Conversation in Kind

At the park with a friend, watching our children frolic, we talk about the hard stuff. It doesn't matter if there are other parents nearby; they'll either listen and learn... Or listen and judge. But it's not their conversation unless they ask to join, so we go on about things.

Her most recent partner has become abusive and so she has asked him to make his home elsewhere. Like most abusers, he did not appear to be such when they began their relationship. Also, like most abusers, he is not taking responsibility for his role in the dissolution of their relationship. She understands abusers; she doesn't blame him, but she does hold him responsible and she claims her own portion of that responsibility as well.

She blogs anonymously about it and is as brave as she is able to be, but I see it weighs on her. Her relationship history has few players in it, so it makes the contrast more stark. I can imagine that it's difficult for her to make confessions of having a failed relationship to someone whose relationship is solid and has been for over a decade. We share a moment of silence in the winter sunshine and memories flood my mind, overlapping scenes of long ago with scenes of now.

I've been there where she is. I've been with the control freak who was never satisfied, no matter the outcome. I've been with the abuser who acted like a victim... Then punched a hole in my wall. I've been with the addict who frightened me into a "yes" when my answer was really "no". I've been the screaming rage and regretted words I could not retract. The difference? I got to deal with each in stages, in bits and pieces, in the form of different relationships. Some with whom I lived, some who just passed through long enough for me to "get it" and go on.
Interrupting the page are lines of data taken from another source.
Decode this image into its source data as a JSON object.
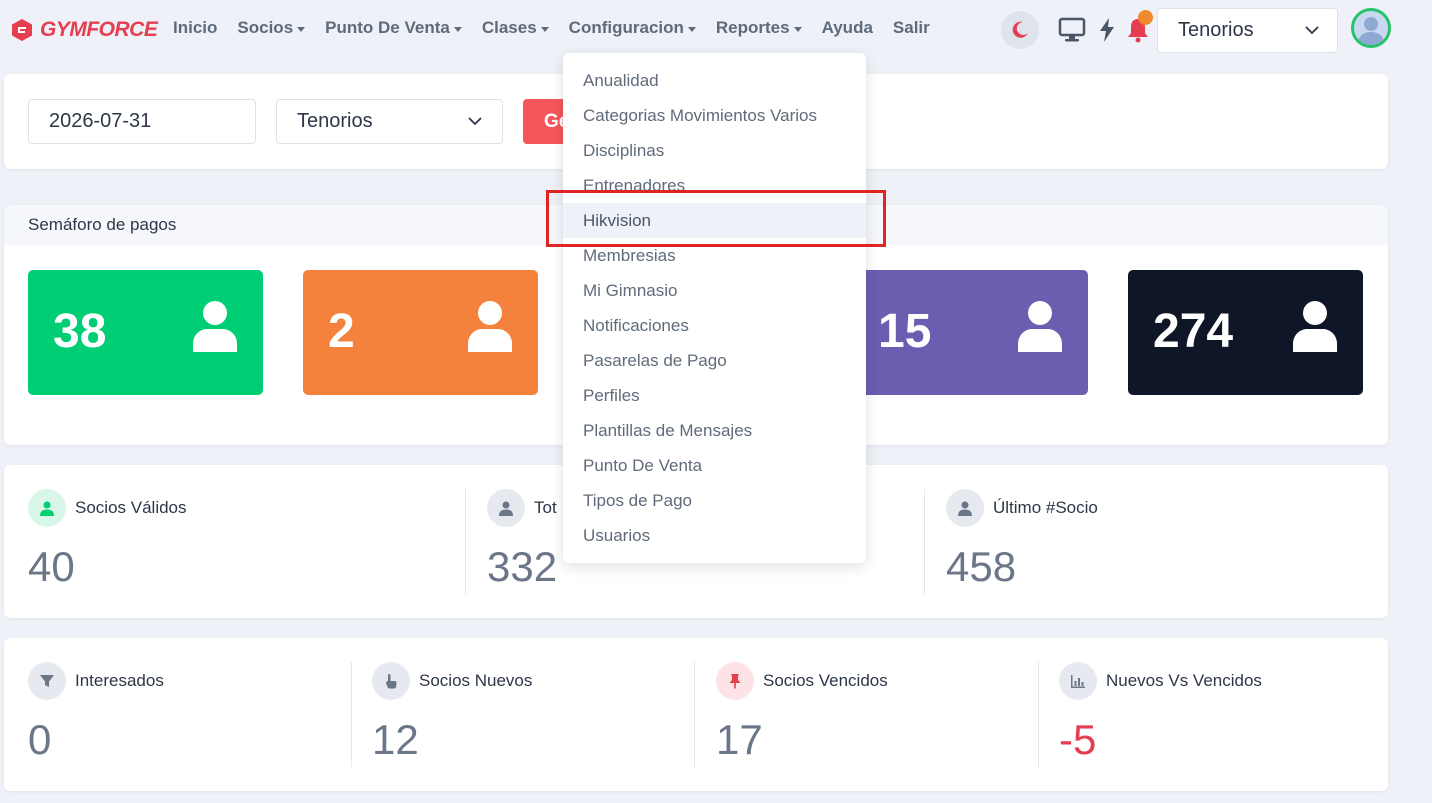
{
  "brand": {
    "name": "GYMFORCE"
  },
  "nav": {
    "items": [
      {
        "label": "Inicio",
        "caret": false
      },
      {
        "label": "Socios",
        "caret": true
      },
      {
        "label": "Punto De Venta",
        "caret": true
      },
      {
        "label": "Clases",
        "caret": true
      },
      {
        "label": "Configuracion",
        "caret": true
      },
      {
        "label": "Reportes",
        "caret": true
      },
      {
        "label": "Ayuda",
        "caret": false
      },
      {
        "label": "Salir",
        "caret": false
      }
    ],
    "gym_selected": "Tenorios"
  },
  "filters": {
    "date": "2026-07-31",
    "gym": "Tenorios",
    "generate_label": "Ge"
  },
  "semaforo": {
    "title": "Semáforo de pagos",
    "tiles": [
      {
        "value": "38",
        "color": "#00ce74"
      },
      {
        "value": "2",
        "color": "#f5823c"
      },
      {
        "value": "15",
        "color": "#6b5db0"
      },
      {
        "value": "274",
        "color": "#0e1628"
      }
    ]
  },
  "stats_row1": [
    {
      "label": "Socios Válidos",
      "value": "40"
    },
    {
      "label": "Tot",
      "value": "332"
    },
    {
      "label": "Último #Socio",
      "value": "458"
    }
  ],
  "stats_row2": [
    {
      "label": "Interesados",
      "value": "0"
    },
    {
      "label": "Socios Nuevos",
      "value": "12"
    },
    {
      "label": "Socios Vencidos",
      "value": "17"
    },
    {
      "label": "Nuevos Vs Vencidos",
      "value": "-5"
    }
  ],
  "config_menu": {
    "items": [
      "Anualidad",
      "Categorias Movimientos Varios",
      "Disciplinas",
      "Entrenadores",
      "Hikvision",
      "Membresias",
      "Mi Gimnasio",
      "Notificaciones",
      "Pasarelas de Pago",
      "Perfiles",
      "Plantillas de Mensajes",
      "Punto De Venta",
      "Tipos de Pago",
      "Usuarios"
    ],
    "active_index": 4
  }
}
It's important to me that she know that I've been there. That you don't have to stay there. That there are more pleasant, less imperfect places to exist. She smiles and I hope it's because I haven't offered any suggestions for how she can make it better. She'll find her own way when she discovers that path for herself. I've honored what she's told me about where she is and, perhaps most importantly, I've reminded her that she's not alone.